Could you reproduce every record below exactly as it stands?
Start of Data provided
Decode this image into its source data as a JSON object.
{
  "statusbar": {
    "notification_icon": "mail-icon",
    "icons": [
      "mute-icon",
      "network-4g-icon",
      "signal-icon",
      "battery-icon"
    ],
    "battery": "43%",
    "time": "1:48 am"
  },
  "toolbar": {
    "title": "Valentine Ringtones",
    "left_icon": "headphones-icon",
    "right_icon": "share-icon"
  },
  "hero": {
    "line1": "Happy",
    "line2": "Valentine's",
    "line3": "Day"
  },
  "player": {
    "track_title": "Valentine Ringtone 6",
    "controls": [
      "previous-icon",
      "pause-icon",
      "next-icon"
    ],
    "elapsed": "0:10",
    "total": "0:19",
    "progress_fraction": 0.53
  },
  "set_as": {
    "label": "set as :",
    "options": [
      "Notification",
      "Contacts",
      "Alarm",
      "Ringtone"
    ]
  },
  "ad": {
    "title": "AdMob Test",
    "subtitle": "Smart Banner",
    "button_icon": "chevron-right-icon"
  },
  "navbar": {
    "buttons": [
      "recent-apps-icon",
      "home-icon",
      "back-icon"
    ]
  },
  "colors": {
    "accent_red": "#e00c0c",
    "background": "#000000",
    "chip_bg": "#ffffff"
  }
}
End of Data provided
> _Response to the exercise_:
Decode this image into its source data as a JSON object.
{
  "statusbar": {
    "notification_icon": "mail-icon",
    "icons": [
      "mute-icon",
      "network-4g-icon",
      "signal-icon",
      "battery-icon"
    ],
    "battery": "43%",
    "time": "1:48 am"
  },
  "toolbar": {
    "title": "Valentine Ringtones",
    "left_icon": "headphones-icon",
    "right_icon": "share-icon"
  },
  "hero": {
    "line1": "Happy",
    "line2": "Valentine's",
    "line3": "Day"
  },
  "player": {
    "track_title": "Valentine Ringtone 6",
    "controls": [
      "previous-icon",
      "pause-icon",
      "next-icon"
    ],
    "elapsed": "0:10",
    "total": "0:19",
    "progress_fraction": 0.53
  },
  "set_as": {
    "label": "set as :",
    "options": [
      "Notification",
      "Contacts",
      "Alarm",
      "Ringtone"
    ]
  },
  "ad": {
    "title": "AdMob Test",
    "subtitle": "Smart Banner",
    "button_icon": "chevron-right-icon"
  },
  "navbar": {
    "buttons": [
      "recent-apps-icon",
      "home-icon",
      "back-icon"
    ]
  },
  "colors": {
    "accent_red": "#e00c0c",
    "background": "#000000",
    "chip_bg": "#ffffff"
  }
}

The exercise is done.